§ Exercise aim
Please restate all of the records word for word, setting the pictures aside.

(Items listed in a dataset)
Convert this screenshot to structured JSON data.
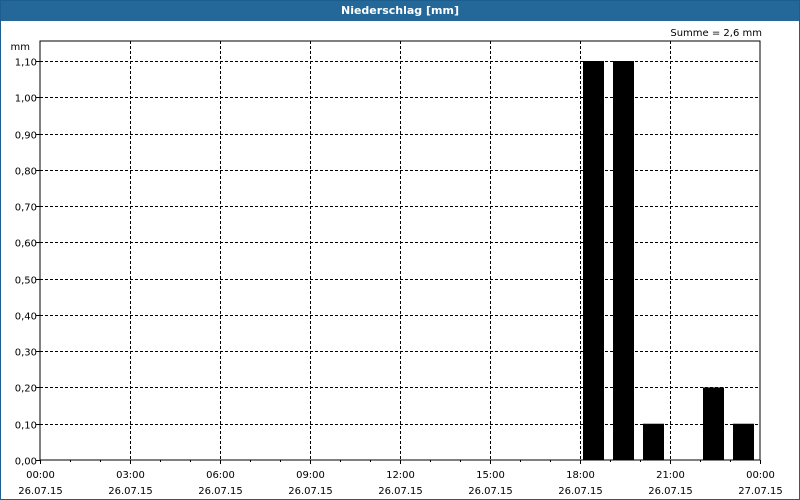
{
  "window": {
    "title": "Niederschlag [mm]"
  },
  "chart_data": {
    "type": "bar",
    "title": "Niederschlag [mm]",
    "ylabel": "mm",
    "sum_label": "Summe = 2,6 mm",
    "ylim": [
      0,
      1.15
    ],
    "xlim_hours": [
      0,
      24
    ],
    "y_ticks": [
      {
        "v": 0.0,
        "label": "0,00"
      },
      {
        "v": 0.1,
        "label": "0,10"
      },
      {
        "v": 0.2,
        "label": "0,20"
      },
      {
        "v": 0.3,
        "label": "0,30"
      },
      {
        "v": 0.4,
        "label": "0,40"
      },
      {
        "v": 0.5,
        "label": "0,50"
      },
      {
        "v": 0.6,
        "label": "0,60"
      },
      {
        "v": 0.7,
        "label": "0,70"
      },
      {
        "v": 0.8,
        "label": "0,80"
      },
      {
        "v": 0.9,
        "label": "0,90"
      },
      {
        "v": 1.0,
        "label": "1,00"
      },
      {
        "v": 1.1,
        "label": "1,10"
      }
    ],
    "x_ticks": [
      {
        "h": 0,
        "time": "00:00",
        "date": "26.07.15"
      },
      {
        "h": 3,
        "time": "03:00",
        "date": "26.07.15"
      },
      {
        "h": 6,
        "time": "06:00",
        "date": "26.07.15"
      },
      {
        "h": 9,
        "time": "09:00",
        "date": "26.07.15"
      },
      {
        "h": 12,
        "time": "12:00",
        "date": "26.07.15"
      },
      {
        "h": 15,
        "time": "15:00",
        "date": "26.07.15"
      },
      {
        "h": 18,
        "time": "18:00",
        "date": "26.07.15"
      },
      {
        "h": 21,
        "time": "21:00",
        "date": "26.07.15"
      },
      {
        "h": 24,
        "time": "00:00",
        "date": "27.07.15"
      }
    ],
    "bars": [
      {
        "hour": 18,
        "value": 1.1
      },
      {
        "hour": 19,
        "value": 1.1
      },
      {
        "hour": 20,
        "value": 0.1
      },
      {
        "hour": 22,
        "value": 0.2
      },
      {
        "hour": 23,
        "value": 0.1
      }
    ],
    "grid": true
  }
}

§ Response to this task
Convert this screenshot to structured JSON data.
{
  "window": {
    "title": "Niederschlag [mm]"
  },
  "chart_data": {
    "type": "bar",
    "title": "Niederschlag [mm]",
    "ylabel": "mm",
    "sum_label": "Summe = 2,6 mm",
    "ylim": [
      0,
      1.15
    ],
    "xlim_hours": [
      0,
      24
    ],
    "y_ticks": [
      {
        "v": 0.0,
        "label": "0,00"
      },
      {
        "v": 0.1,
        "label": "0,10"
      },
      {
        "v": 0.2,
        "label": "0,20"
      },
      {
        "v": 0.3,
        "label": "0,30"
      },
      {
        "v": 0.4,
        "label": "0,40"
      },
      {
        "v": 0.5,
        "label": "0,50"
      },
      {
        "v": 0.6,
        "label": "0,60"
      },
      {
        "v": 0.7,
        "label": "0,70"
      },
      {
        "v": 0.8,
        "label": "0,80"
      },
      {
        "v": 0.9,
        "label": "0,90"
      },
      {
        "v": 1.0,
        "label": "1,00"
      },
      {
        "v": 1.1,
        "label": "1,10"
      }
    ],
    "x_ticks": [
      {
        "h": 0,
        "time": "00:00",
        "date": "26.07.15"
      },
      {
        "h": 3,
        "time": "03:00",
        "date": "26.07.15"
      },
      {
        "h": 6,
        "time": "06:00",
        "date": "26.07.15"
      },
      {
        "h": 9,
        "time": "09:00",
        "date": "26.07.15"
      },
      {
        "h": 12,
        "time": "12:00",
        "date": "26.07.15"
      },
      {
        "h": 15,
        "time": "15:00",
        "date": "26.07.15"
      },
      {
        "h": 18,
        "time": "18:00",
        "date": "26.07.15"
      },
      {
        "h": 21,
        "time": "21:00",
        "date": "26.07.15"
      },
      {
        "h": 24,
        "time": "00:00",
        "date": "27.07.15"
      }
    ],
    "bars": [
      {
        "hour": 18,
        "value": 1.1
      },
      {
        "hour": 19,
        "value": 1.1
      },
      {
        "hour": 20,
        "value": 0.1
      },
      {
        "hour": 22,
        "value": 0.2
      },
      {
        "hour": 23,
        "value": 0.1
      }
    ],
    "grid": true
  }
}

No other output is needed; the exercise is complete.